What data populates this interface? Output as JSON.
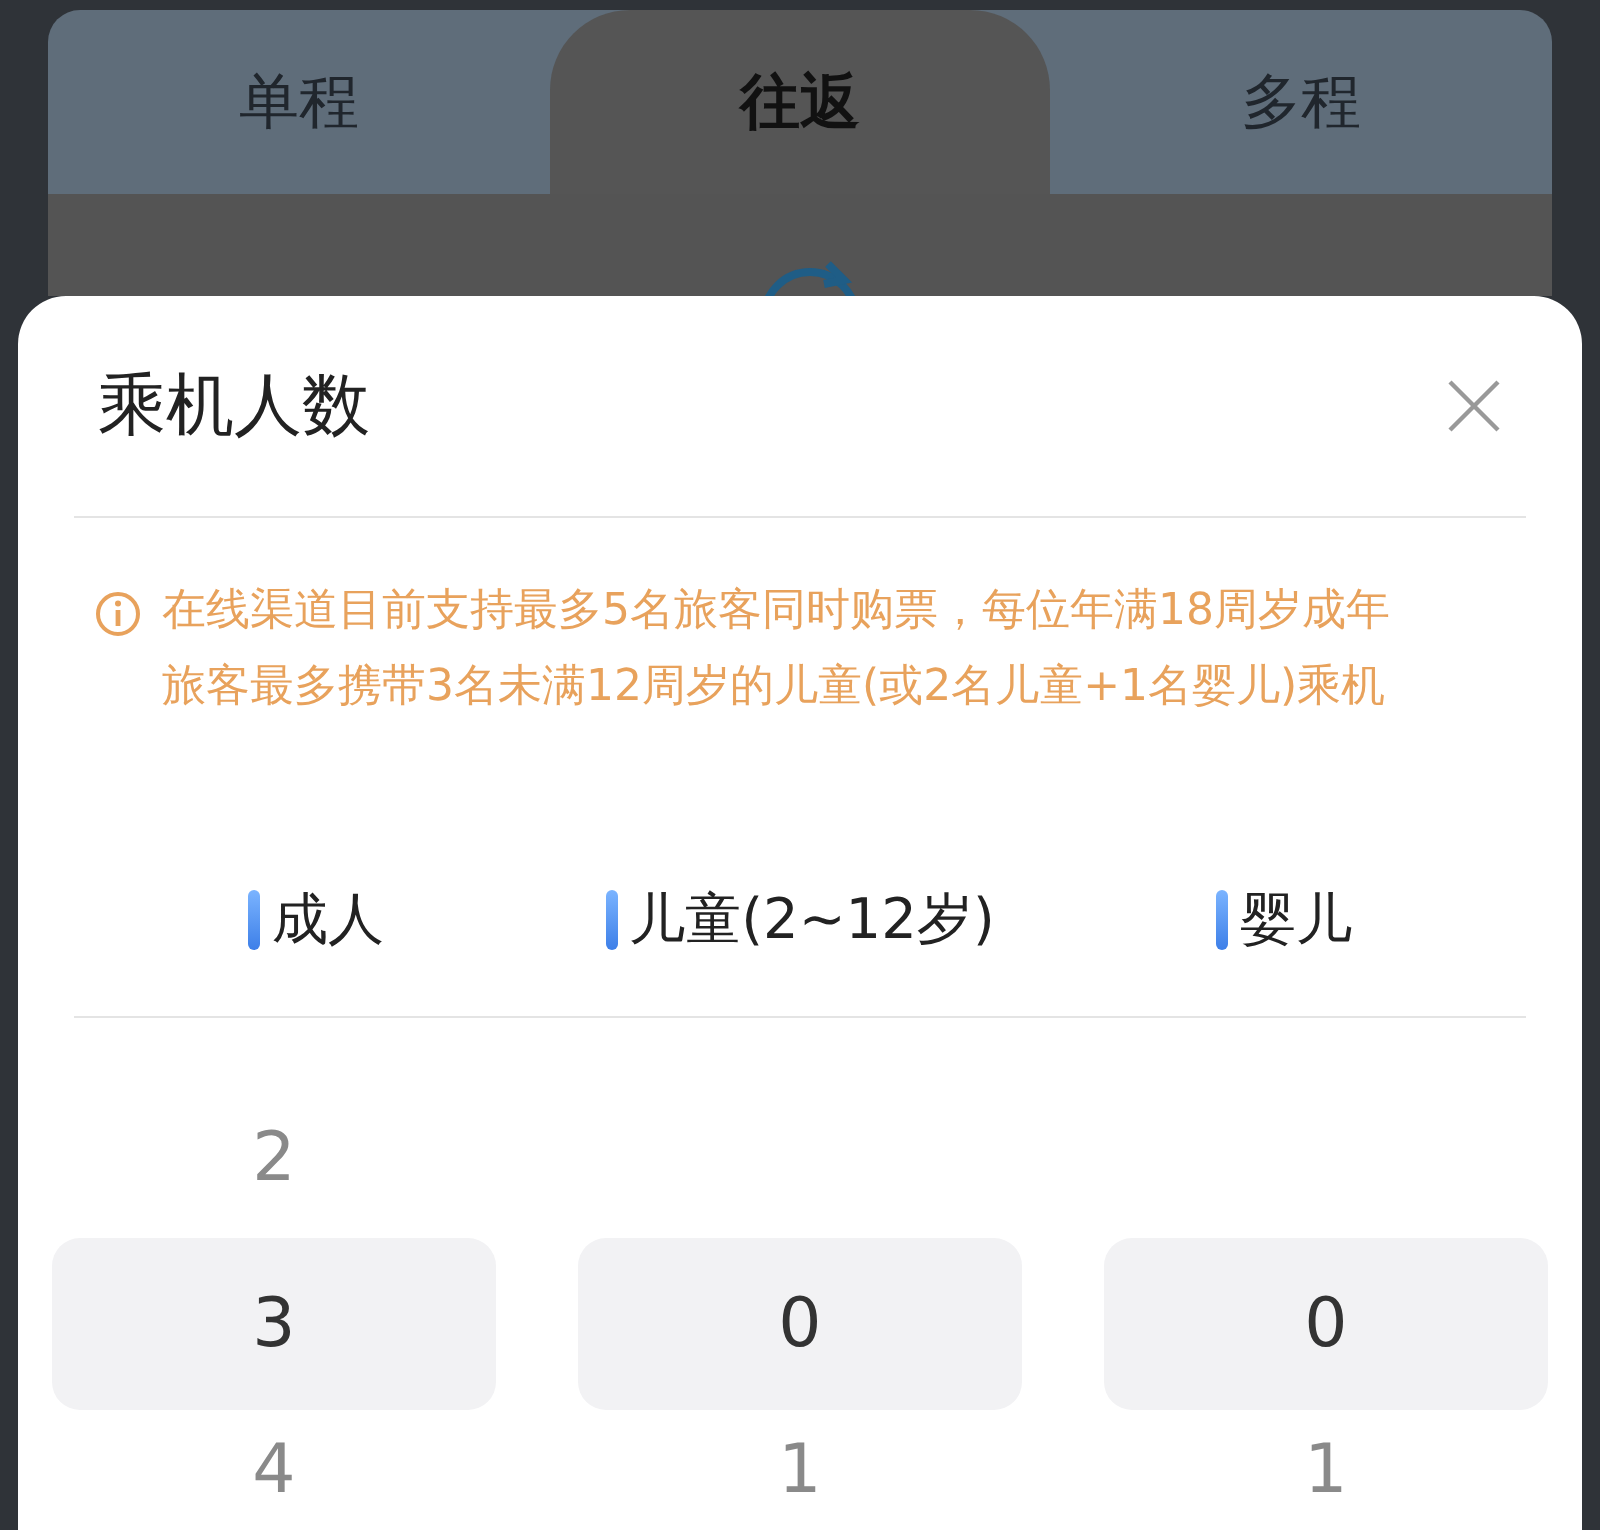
{
  "trip_tabs": [
    {
      "label": "单程",
      "selected": false
    },
    {
      "label": "往返",
      "selected": true
    },
    {
      "label": "多程",
      "selected": false
    }
  ],
  "sheet": {
    "title": "乘机人数",
    "notice": "在线渠道目前支持最多5名旅客同时购票，每位年满18周岁成年旅客最多携带3名未满12周岁的儿童(或2名儿童+1名婴儿)乘机",
    "columns": [
      {
        "label": "成人",
        "options": [
          {
            "value": "2",
            "selected": false
          },
          {
            "value": "3",
            "selected": true
          },
          {
            "value": "4",
            "selected": false
          }
        ]
      },
      {
        "label": "儿童(2~12岁)",
        "options": [
          {
            "value": "0",
            "selected": true
          },
          {
            "value": "1",
            "selected": false
          }
        ]
      },
      {
        "label": "婴儿",
        "options": [
          {
            "value": "0",
            "selected": true
          },
          {
            "value": "1",
            "selected": false
          }
        ]
      }
    ]
  }
}
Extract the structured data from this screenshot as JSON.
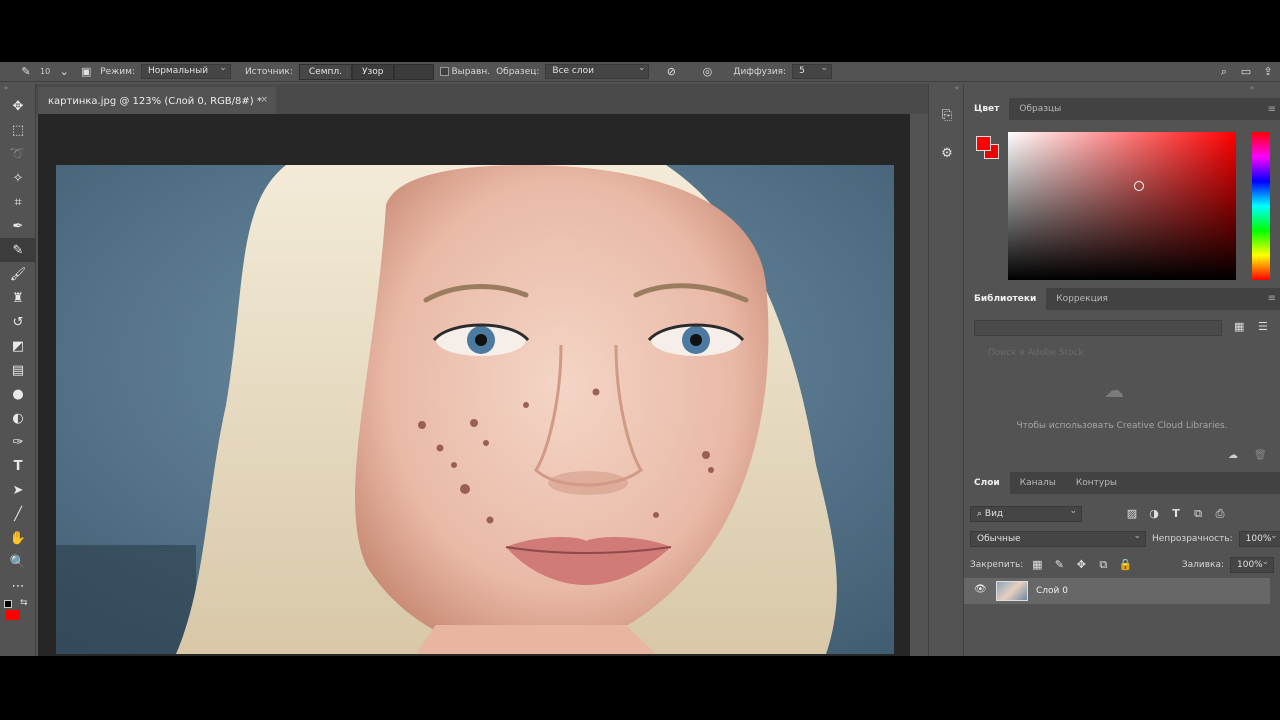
{
  "options_bar": {
    "brush_size": "10",
    "mode_label": "Режим:",
    "mode_value": "Нормальный",
    "source_label": "Источник:",
    "source_sampled": "Семпл.",
    "source_pattern": "Узор",
    "aligned_label": "Выравн.",
    "sample_label": "Образец:",
    "sample_value": "Все слои",
    "diffusion_label": "Диффузия:",
    "diffusion_value": "5"
  },
  "document_tab": {
    "title": "картинка.jpg @ 123% (Слой 0, RGB/8#) *",
    "close": "×"
  },
  "color_panel": {
    "tabs": [
      "Цвет",
      "Образцы"
    ],
    "foreground": "#ff0000",
    "background": "#e60000"
  },
  "libraries_panel": {
    "tabs": [
      "Библиотеки",
      "Коррекция"
    ],
    "search_placeholder": "Поиск в Adobe Stock",
    "message": "Чтобы использовать Creative Cloud Libraries."
  },
  "layers_panel": {
    "tabs": [
      "Слои",
      "Каналы",
      "Контуры"
    ],
    "filter_value": "Вид",
    "blend_mode": "Обычные",
    "opacity_label": "Непрозрачность:",
    "opacity_value": "100%",
    "lock_label": "Закрепить:",
    "fill_label": "Заливка:",
    "fill_value": "100%",
    "layers": [
      {
        "name": "Слой 0"
      }
    ]
  }
}
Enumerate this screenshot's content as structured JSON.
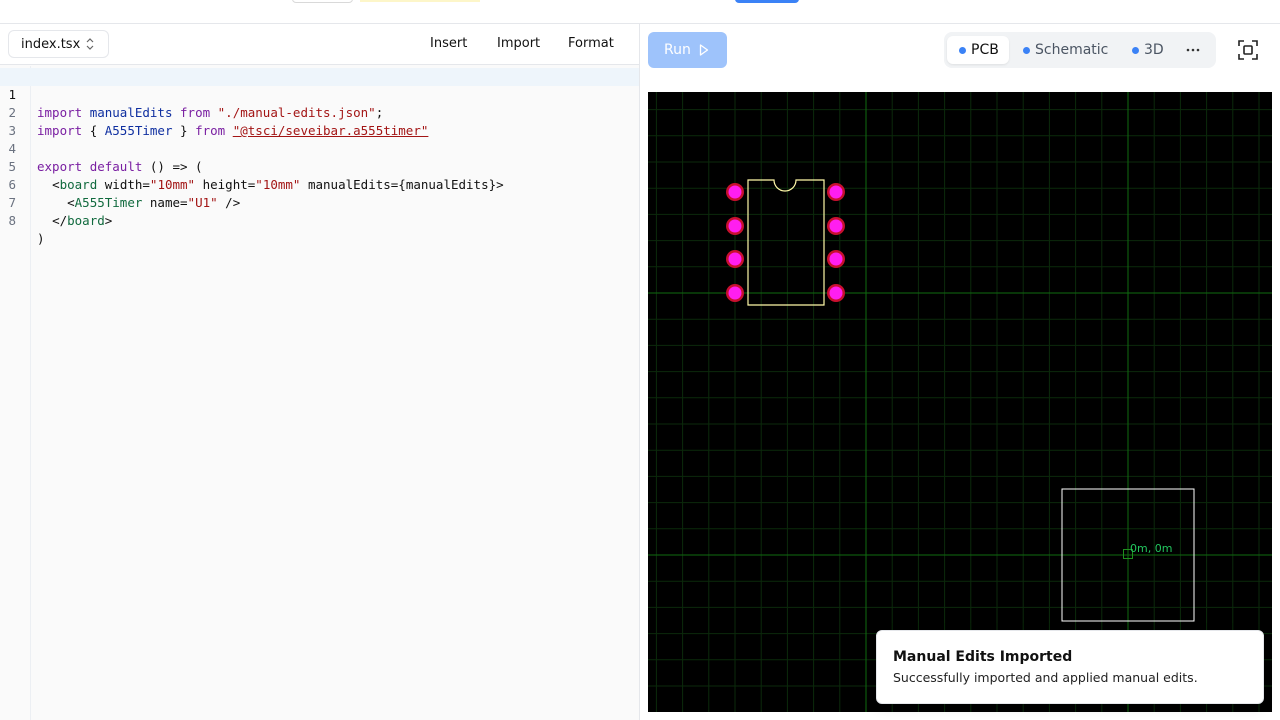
{
  "editor": {
    "file_name": "index.tsx",
    "toolbar": {
      "insert_label": "Insert",
      "import_label": "Import",
      "format_label": "Format"
    },
    "line_numbers": [
      "1",
      "2",
      "3",
      "4",
      "5",
      "6",
      "7",
      "8"
    ],
    "code": {
      "l1": {
        "kw_import": "import",
        "ident": "manualEdits",
        "kw_from": "from",
        "str": "\"./manual-edits.json\"",
        "semi": ";"
      },
      "l2": {
        "kw_import": "import",
        "open": "{ ",
        "ident": "A555Timer",
        "close": " }",
        "kw_from": "from",
        "str": "\"@tsci/seveibar.a555timer\""
      },
      "l4": {
        "kw_export": "export",
        "kw_default": "default",
        "rest": "() => ("
      },
      "l5": {
        "lt": "<",
        "tag": "board",
        "attr1": "width=",
        "val1": "\"10mm\"",
        "attr2": "height=",
        "val2": "\"10mm\"",
        "attr3": "manualEdits={manualEdits}",
        "gt": ">"
      },
      "l6": {
        "lt": "<",
        "tag": "A555Timer",
        "attr": "name=",
        "val": "\"U1\"",
        "end": " />"
      },
      "l7": {
        "lt": "</",
        "tag": "board",
        "gt": ">"
      },
      "l8": {
        "paren": ")"
      }
    }
  },
  "preview": {
    "run_label": "Run",
    "tabs": [
      {
        "label": "PCB",
        "active": true
      },
      {
        "label": "Schematic",
        "active": false
      },
      {
        "label": "3D",
        "active": false
      }
    ],
    "more_icon": "ellipsis-icon",
    "fullscreen_icon": "fullscreen-icon",
    "pcb": {
      "coordinate_label": "0m, 0m",
      "pad_color": "#ff1ef0",
      "pad_ring_color": "#c8102e",
      "silkscreen_color": "#fff9a8",
      "grid_color": "#0b3d0b",
      "axis_color": "#0f6b0f",
      "board_outline_color": "#ffffff"
    }
  },
  "toast": {
    "title": "Manual Edits Imported",
    "description": "Successfully imported and applied manual edits."
  },
  "colors": {
    "accent": "#3b82f6",
    "run_disabled": "#9ec3fb"
  }
}
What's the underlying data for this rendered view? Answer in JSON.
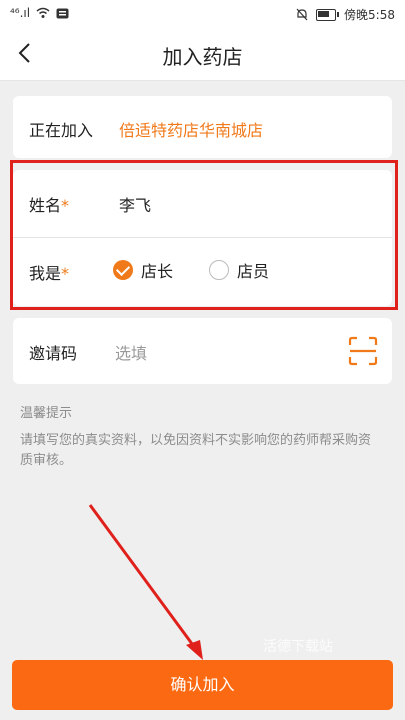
{
  "status_bar": {
    "signal": "⁴⁶.ıl",
    "time": "傍晚5:58"
  },
  "header": {
    "title": "加入药店"
  },
  "joining": {
    "label": "正在加入",
    "store_name": "倍适特药店华南城店"
  },
  "form": {
    "name_label": "姓名",
    "name_value": "李飞",
    "role_label": "我是",
    "required_mark": "*",
    "role_options": [
      {
        "label": "店长",
        "checked": true
      },
      {
        "label": "店员",
        "checked": false
      }
    ],
    "invite_label": "邀请码",
    "invite_placeholder": "选填"
  },
  "tips": {
    "title": "温馨提示",
    "body": "请填写您的真实资料，以免因资料不实影响您的药师帮采购资质审核。"
  },
  "watermark": "活德下载站",
  "confirm_label": "确认加入",
  "colors": {
    "accent": "#f07a1a",
    "button": "#fb6a12",
    "annotation": "#e0201b"
  }
}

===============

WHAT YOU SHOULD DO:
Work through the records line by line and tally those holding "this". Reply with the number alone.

ANSWER SPACE:
4